[Data extract — start]

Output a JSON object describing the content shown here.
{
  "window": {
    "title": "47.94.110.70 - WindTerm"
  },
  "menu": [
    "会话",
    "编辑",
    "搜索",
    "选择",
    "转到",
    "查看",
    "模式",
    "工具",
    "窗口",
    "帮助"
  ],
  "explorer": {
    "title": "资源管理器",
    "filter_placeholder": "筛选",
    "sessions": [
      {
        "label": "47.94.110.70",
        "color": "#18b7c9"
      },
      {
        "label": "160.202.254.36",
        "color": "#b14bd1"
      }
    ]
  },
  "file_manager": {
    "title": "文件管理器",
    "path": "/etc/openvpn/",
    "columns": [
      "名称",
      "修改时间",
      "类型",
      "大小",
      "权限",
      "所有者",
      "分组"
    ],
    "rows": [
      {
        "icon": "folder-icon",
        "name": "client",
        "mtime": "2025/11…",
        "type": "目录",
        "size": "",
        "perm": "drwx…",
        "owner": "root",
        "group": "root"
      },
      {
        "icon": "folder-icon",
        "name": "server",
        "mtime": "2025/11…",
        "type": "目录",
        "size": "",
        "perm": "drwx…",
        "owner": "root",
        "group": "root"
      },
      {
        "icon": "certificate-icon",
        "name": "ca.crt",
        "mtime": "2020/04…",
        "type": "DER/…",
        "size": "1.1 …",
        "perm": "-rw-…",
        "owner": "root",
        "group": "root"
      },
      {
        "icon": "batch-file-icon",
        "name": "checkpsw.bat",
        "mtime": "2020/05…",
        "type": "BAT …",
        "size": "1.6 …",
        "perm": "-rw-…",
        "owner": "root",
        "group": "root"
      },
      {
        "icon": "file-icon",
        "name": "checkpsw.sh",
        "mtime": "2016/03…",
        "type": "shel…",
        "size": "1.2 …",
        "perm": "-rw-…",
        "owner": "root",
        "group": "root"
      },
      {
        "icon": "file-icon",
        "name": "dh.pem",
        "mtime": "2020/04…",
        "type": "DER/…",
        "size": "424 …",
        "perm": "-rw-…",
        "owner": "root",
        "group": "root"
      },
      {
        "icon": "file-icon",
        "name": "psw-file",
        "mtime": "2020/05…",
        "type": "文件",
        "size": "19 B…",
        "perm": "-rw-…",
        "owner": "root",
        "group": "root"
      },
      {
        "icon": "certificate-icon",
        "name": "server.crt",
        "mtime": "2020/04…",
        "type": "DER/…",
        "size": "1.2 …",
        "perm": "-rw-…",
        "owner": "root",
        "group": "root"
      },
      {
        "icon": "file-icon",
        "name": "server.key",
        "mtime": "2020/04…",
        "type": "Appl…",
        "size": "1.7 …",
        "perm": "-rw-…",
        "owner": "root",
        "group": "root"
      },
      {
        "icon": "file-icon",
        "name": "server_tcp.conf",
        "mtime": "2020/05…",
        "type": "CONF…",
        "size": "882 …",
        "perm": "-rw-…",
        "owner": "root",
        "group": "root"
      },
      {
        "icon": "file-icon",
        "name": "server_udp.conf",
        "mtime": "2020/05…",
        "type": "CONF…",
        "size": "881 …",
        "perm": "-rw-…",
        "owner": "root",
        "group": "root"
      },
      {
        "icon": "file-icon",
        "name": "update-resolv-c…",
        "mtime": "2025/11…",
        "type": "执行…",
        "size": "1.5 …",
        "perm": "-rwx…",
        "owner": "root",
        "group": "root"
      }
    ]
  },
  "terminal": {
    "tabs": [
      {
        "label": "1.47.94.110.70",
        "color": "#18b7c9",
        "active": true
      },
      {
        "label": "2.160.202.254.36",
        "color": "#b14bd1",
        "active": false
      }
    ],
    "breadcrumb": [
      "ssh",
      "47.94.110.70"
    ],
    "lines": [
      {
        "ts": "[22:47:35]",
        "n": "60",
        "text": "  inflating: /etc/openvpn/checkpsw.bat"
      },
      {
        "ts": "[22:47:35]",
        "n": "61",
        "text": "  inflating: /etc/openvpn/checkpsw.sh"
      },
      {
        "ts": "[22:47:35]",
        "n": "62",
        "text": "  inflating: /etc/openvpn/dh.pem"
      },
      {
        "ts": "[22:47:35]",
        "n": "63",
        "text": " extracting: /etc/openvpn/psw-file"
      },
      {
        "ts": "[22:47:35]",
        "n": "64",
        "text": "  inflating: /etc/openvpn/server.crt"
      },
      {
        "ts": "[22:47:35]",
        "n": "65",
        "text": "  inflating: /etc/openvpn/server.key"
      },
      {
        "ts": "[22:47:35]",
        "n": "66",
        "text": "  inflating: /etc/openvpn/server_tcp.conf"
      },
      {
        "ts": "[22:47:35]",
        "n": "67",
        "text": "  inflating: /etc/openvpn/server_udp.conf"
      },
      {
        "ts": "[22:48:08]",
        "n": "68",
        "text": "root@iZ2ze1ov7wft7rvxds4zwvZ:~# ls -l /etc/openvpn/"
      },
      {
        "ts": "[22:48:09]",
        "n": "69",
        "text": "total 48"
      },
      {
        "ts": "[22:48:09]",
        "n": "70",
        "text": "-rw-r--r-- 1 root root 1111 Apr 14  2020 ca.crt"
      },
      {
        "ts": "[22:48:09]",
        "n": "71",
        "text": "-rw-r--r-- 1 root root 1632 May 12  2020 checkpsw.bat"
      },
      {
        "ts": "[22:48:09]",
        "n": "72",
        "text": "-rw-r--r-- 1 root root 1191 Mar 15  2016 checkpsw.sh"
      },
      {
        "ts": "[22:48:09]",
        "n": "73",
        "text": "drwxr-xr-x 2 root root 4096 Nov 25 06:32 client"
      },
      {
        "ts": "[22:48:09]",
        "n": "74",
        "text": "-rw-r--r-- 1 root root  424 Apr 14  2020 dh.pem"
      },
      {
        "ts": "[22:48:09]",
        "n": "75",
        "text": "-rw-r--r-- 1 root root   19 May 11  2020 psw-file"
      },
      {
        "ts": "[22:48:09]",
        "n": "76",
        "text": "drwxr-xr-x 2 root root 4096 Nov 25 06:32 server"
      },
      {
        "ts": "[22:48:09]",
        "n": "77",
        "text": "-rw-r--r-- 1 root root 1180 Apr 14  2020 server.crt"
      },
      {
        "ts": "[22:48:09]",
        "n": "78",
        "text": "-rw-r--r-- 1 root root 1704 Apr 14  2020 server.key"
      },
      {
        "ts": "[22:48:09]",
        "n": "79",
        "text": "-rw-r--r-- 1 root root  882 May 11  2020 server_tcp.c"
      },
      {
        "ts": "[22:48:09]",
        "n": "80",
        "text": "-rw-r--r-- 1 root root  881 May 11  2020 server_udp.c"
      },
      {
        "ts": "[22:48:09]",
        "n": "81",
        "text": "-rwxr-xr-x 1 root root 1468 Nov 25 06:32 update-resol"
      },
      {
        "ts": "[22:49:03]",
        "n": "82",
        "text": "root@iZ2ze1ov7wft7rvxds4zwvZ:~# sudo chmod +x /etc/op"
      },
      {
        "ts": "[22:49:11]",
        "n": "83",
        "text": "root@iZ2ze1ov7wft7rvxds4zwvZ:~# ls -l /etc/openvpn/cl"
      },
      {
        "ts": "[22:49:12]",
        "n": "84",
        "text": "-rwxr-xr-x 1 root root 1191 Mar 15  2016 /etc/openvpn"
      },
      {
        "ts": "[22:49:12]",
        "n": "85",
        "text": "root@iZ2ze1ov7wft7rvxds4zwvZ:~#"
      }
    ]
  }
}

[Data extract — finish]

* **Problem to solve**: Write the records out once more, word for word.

* **The answer**:
Output a JSON object describing the content shown here.
{
  "window": {
    "title": "47.94.110.70 - WindTerm"
  },
  "menu": [
    "会话",
    "编辑",
    "搜索",
    "选择",
    "转到",
    "查看",
    "模式",
    "工具",
    "窗口",
    "帮助"
  ],
  "explorer": {
    "title": "资源管理器",
    "filter_placeholder": "筛选",
    "sessions": [
      {
        "label": "47.94.110.70",
        "color": "#18b7c9"
      },
      {
        "label": "160.202.254.36",
        "color": "#b14bd1"
      }
    ]
  },
  "file_manager": {
    "title": "文件管理器",
    "path": "/etc/openvpn/",
    "columns": [
      "名称",
      "修改时间",
      "类型",
      "大小",
      "权限",
      "所有者",
      "分组"
    ],
    "rows": [
      {
        "icon": "folder-icon",
        "name": "client",
        "mtime": "2025/11…",
        "type": "目录",
        "size": "",
        "perm": "drwx…",
        "owner": "root",
        "group": "root"
      },
      {
        "icon": "folder-icon",
        "name": "server",
        "mtime": "2025/11…",
        "type": "目录",
        "size": "",
        "perm": "drwx…",
        "owner": "root",
        "group": "root"
      },
      {
        "icon": "certificate-icon",
        "name": "ca.crt",
        "mtime": "2020/04…",
        "type": "DER/…",
        "size": "1.1 …",
        "perm": "-rw-…",
        "owner": "root",
        "group": "root"
      },
      {
        "icon": "batch-file-icon",
        "name": "checkpsw.bat",
        "mtime": "2020/05…",
        "type": "BAT …",
        "size": "1.6 …",
        "perm": "-rw-…",
        "owner": "root",
        "group": "root"
      },
      {
        "icon": "file-icon",
        "name": "checkpsw.sh",
        "mtime": "2016/03…",
        "type": "shel…",
        "size": "1.2 …",
        "perm": "-rw-…",
        "owner": "root",
        "group": "root"
      },
      {
        "icon": "file-icon",
        "name": "dh.pem",
        "mtime": "2020/04…",
        "type": "DER/…",
        "size": "424 …",
        "perm": "-rw-…",
        "owner": "root",
        "group": "root"
      },
      {
        "icon": "file-icon",
        "name": "psw-file",
        "mtime": "2020/05…",
        "type": "文件",
        "size": "19 B…",
        "perm": "-rw-…",
        "owner": "root",
        "group": "root"
      },
      {
        "icon": "certificate-icon",
        "name": "server.crt",
        "mtime": "2020/04…",
        "type": "DER/…",
        "size": "1.2 …",
        "perm": "-rw-…",
        "owner": "root",
        "group": "root"
      },
      {
        "icon": "file-icon",
        "name": "server.key",
        "mtime": "2020/04…",
        "type": "Appl…",
        "size": "1.7 …",
        "perm": "-rw-…",
        "owner": "root",
        "group": "root"
      },
      {
        "icon": "file-icon",
        "name": "server_tcp.conf",
        "mtime": "2020/05…",
        "type": "CONF…",
        "size": "882 …",
        "perm": "-rw-…",
        "owner": "root",
        "group": "root"
      },
      {
        "icon": "file-icon",
        "name": "server_udp.conf",
        "mtime": "2020/05…",
        "type": "CONF…",
        "size": "881 …",
        "perm": "-rw-…",
        "owner": "root",
        "group": "root"
      },
      {
        "icon": "file-icon",
        "name": "update-resolv-c…",
        "mtime": "2025/11…",
        "type": "执行…",
        "size": "1.5 …",
        "perm": "-rwx…",
        "owner": "root",
        "group": "root"
      }
    ]
  },
  "terminal": {
    "tabs": [
      {
        "label": "1.47.94.110.70",
        "color": "#18b7c9",
        "active": true
      },
      {
        "label": "2.160.202.254.36",
        "color": "#b14bd1",
        "active": false
      }
    ],
    "breadcrumb": [
      "ssh",
      "47.94.110.70"
    ],
    "lines": [
      {
        "ts": "[22:47:35]",
        "n": "60",
        "text": "  inflating: /etc/openvpn/checkpsw.bat"
      },
      {
        "ts": "[22:47:35]",
        "n": "61",
        "text": "  inflating: /etc/openvpn/checkpsw.sh"
      },
      {
        "ts": "[22:47:35]",
        "n": "62",
        "text": "  inflating: /etc/openvpn/dh.pem"
      },
      {
        "ts": "[22:47:35]",
        "n": "63",
        "text": " extracting: /etc/openvpn/psw-file"
      },
      {
        "ts": "[22:47:35]",
        "n": "64",
        "text": "  inflating: /etc/openvpn/server.crt"
      },
      {
        "ts": "[22:47:35]",
        "n": "65",
        "text": "  inflating: /etc/openvpn/server.key"
      },
      {
        "ts": "[22:47:35]",
        "n": "66",
        "text": "  inflating: /etc/openvpn/server_tcp.conf"
      },
      {
        "ts": "[22:47:35]",
        "n": "67",
        "text": "  inflating: /etc/openvpn/server_udp.conf"
      },
      {
        "ts": "[22:48:08]",
        "n": "68",
        "text": "root@iZ2ze1ov7wft7rvxds4zwvZ:~# ls -l /etc/openvpn/"
      },
      {
        "ts": "[22:48:09]",
        "n": "69",
        "text": "total 48"
      },
      {
        "ts": "[22:48:09]",
        "n": "70",
        "text": "-rw-r--r-- 1 root root 1111 Apr 14  2020 ca.crt"
      },
      {
        "ts": "[22:48:09]",
        "n": "71",
        "text": "-rw-r--r-- 1 root root 1632 May 12  2020 checkpsw.bat"
      },
      {
        "ts": "[22:48:09]",
        "n": "72",
        "text": "-rw-r--r-- 1 root root 1191 Mar 15  2016 checkpsw.sh"
      },
      {
        "ts": "[22:48:09]",
        "n": "73",
        "text": "drwxr-xr-x 2 root root 4096 Nov 25 06:32 client"
      },
      {
        "ts": "[22:48:09]",
        "n": "74",
        "text": "-rw-r--r-- 1 root root  424 Apr 14  2020 dh.pem"
      },
      {
        "ts": "[22:48:09]",
        "n": "75",
        "text": "-rw-r--r-- 1 root root   19 May 11  2020 psw-file"
      },
      {
        "ts": "[22:48:09]",
        "n": "76",
        "text": "drwxr-xr-x 2 root root 4096 Nov 25 06:32 server"
      },
      {
        "ts": "[22:48:09]",
        "n": "77",
        "text": "-rw-r--r-- 1 root root 1180 Apr 14  2020 server.crt"
      },
      {
        "ts": "[22:48:09]",
        "n": "78",
        "text": "-rw-r--r-- 1 root root 1704 Apr 14  2020 server.key"
      },
      {
        "ts": "[22:48:09]",
        "n": "79",
        "text": "-rw-r--r-- 1 root root  882 May 11  2020 server_tcp.c"
      },
      {
        "ts": "[22:48:09]",
        "n": "80",
        "text": "-rw-r--r-- 1 root root  881 May 11  2020 server_udp.c"
      },
      {
        "ts": "[22:48:09]",
        "n": "81",
        "text": "-rwxr-xr-x 1 root root 1468 Nov 25 06:32 update-resol"
      },
      {
        "ts": "[22:49:03]",
        "n": "82",
        "text": "root@iZ2ze1ov7wft7rvxds4zwvZ:~# sudo chmod +x /etc/op"
      },
      {
        "ts": "[22:49:11]",
        "n": "83",
        "text": "root@iZ2ze1ov7wft7rvxds4zwvZ:~# ls -l /etc/openvpn/cl"
      },
      {
        "ts": "[22:49:12]",
        "n": "84",
        "text": "-rwxr-xr-x 1 root root 1191 Mar 15  2016 /etc/openvpn"
      },
      {
        "ts": "[22:49:12]",
        "n": "85",
        "text": "root@iZ2ze1ov7wft7rvxds4zwvZ:~#"
      }
    ]
  }
}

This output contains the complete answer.